This unit is largely dumb, with all the clever stuff going on deep in an avionics bay, but there’s still plenty of older high-end tech on display. Using a xenon discharge tube pumped yttrium aluminum garnet (YAG) laser, operating in pulsed mode, the unit’s job is to illuminate the ground target with an IR dot , at which later fired missiles will point.

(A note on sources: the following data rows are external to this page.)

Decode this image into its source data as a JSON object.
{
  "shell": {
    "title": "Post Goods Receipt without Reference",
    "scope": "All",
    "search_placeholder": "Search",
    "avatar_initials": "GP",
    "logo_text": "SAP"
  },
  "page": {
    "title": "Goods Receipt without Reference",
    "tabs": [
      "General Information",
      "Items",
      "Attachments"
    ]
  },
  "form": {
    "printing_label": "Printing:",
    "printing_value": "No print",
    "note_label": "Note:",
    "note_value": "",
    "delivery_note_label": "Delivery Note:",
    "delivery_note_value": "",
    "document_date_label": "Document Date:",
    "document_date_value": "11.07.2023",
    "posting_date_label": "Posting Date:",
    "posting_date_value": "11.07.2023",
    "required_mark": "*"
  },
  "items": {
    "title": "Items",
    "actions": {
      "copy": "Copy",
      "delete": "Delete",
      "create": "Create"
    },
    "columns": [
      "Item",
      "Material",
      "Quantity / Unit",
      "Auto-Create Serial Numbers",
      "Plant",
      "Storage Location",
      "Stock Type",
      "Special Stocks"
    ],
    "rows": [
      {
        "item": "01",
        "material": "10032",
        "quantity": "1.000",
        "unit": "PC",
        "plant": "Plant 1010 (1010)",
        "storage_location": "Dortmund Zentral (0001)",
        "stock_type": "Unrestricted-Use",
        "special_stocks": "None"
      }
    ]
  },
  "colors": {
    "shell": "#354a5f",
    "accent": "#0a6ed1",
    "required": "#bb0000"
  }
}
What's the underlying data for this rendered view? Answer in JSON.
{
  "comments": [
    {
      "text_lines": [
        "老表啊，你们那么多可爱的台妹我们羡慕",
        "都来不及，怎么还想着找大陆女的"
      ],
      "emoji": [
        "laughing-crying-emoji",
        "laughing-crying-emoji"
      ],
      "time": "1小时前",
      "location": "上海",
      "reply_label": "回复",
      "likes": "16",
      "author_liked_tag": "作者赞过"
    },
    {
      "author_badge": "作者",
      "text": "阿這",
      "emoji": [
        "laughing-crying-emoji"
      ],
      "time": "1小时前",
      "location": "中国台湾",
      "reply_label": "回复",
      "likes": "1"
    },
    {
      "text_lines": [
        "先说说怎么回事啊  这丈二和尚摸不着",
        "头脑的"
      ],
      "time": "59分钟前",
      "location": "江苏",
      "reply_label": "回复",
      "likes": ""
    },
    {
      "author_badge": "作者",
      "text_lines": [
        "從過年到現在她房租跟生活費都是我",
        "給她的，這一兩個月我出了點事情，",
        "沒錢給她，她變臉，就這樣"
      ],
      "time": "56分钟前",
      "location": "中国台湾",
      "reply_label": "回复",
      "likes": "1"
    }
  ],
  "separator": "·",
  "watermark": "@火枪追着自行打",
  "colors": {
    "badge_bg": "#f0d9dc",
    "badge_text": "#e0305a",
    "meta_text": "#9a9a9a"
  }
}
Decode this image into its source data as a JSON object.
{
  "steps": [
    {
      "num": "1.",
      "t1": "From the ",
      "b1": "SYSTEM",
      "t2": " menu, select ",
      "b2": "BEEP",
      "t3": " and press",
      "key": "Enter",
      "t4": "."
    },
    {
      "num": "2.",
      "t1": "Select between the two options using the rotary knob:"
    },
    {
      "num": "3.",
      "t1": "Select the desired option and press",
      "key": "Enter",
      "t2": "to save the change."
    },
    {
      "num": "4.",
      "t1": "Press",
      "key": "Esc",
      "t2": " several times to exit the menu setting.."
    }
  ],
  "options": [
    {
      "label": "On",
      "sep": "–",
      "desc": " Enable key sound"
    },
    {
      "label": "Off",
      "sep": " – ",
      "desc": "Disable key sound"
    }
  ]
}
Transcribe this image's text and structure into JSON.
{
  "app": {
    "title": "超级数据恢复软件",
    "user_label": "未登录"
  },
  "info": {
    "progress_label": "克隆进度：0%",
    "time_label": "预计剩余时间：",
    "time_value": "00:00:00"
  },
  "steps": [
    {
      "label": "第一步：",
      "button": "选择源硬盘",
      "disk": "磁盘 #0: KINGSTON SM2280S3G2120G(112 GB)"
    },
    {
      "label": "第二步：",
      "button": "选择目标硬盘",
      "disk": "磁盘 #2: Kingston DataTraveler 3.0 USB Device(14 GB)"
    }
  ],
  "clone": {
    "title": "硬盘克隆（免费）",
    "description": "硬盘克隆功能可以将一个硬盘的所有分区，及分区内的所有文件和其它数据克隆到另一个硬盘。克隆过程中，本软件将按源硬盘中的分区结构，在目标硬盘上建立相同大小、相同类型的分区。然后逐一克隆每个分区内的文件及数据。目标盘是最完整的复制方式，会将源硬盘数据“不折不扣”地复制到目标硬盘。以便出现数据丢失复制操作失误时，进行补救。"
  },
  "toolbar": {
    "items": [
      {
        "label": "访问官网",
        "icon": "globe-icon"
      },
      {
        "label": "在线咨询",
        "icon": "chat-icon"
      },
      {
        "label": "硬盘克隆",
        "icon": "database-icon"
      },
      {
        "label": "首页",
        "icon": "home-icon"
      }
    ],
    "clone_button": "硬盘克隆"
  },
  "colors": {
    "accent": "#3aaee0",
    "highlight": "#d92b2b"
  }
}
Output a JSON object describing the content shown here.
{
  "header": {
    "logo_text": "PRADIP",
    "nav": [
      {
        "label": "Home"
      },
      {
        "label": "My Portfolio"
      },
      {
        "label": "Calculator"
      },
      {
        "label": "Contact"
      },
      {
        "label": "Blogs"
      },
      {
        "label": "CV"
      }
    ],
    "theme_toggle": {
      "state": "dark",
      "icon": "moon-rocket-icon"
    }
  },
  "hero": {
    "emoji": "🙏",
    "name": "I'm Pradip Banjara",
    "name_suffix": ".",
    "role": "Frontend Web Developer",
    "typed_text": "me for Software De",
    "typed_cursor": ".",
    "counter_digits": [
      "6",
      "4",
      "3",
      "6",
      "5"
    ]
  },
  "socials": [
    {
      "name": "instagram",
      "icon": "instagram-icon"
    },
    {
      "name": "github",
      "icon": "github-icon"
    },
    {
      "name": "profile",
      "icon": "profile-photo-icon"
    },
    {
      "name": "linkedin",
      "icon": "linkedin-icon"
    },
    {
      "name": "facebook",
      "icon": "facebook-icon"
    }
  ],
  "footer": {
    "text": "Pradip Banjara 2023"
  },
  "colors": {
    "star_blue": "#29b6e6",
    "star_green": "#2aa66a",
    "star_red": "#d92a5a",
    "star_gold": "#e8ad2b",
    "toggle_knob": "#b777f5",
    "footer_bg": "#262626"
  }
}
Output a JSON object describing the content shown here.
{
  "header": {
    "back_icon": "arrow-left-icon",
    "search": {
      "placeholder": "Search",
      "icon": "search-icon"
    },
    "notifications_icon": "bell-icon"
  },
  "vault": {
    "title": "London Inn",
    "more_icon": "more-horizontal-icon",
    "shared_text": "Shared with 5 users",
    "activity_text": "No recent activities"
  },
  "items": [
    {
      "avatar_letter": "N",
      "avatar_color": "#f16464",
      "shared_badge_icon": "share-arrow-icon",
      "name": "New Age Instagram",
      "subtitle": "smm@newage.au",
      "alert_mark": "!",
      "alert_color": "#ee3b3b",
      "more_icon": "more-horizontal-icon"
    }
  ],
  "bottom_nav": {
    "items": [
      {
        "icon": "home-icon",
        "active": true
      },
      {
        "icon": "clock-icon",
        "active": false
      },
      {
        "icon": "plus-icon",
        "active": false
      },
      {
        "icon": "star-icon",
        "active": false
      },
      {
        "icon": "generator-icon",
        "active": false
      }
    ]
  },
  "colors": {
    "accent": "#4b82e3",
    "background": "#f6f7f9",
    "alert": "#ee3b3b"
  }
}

Designed for ground tracking, while the aircraft is operating at high speed, the laser head has three degrees of momentum, which is likely synchronized with the movement of the aircraft to keep the beam stable. The optical housing is quite interesting, with the xenon tube and YAG rod swimming in a liquid cooling bath, inside a metal casing. The beam bounces around inside the housing using numerous prisms and is triggered by a Q switch which allows the beam to build up in intensity before being released onto the target. Also worth noting is the largest photodiode we’ve ever seen – easily over an inch in diameter, split into four quadrants, allowing the sensor to resolve directional changes in the reflected IR spot and track its error. A separate photodiode receiver is part of the time-of-flight optical rangefinder, which is also important information to have when targeting.
There are plenty of unusual three-phase positioning motors, position sensors and gyroscopes in the mix, all beautifully designed and wired to military spec. It’s definitely a revelation of what was truly possible during the Cold War years, even if such technology never quite filtered down to civilian applications.
We’ve seen a few things on the Tornado before, like that over-engineered attitude indicator, and here’s the inside of an old QAR (Quick Access Recorder) airplane.
Thank you [Zane] for the tip!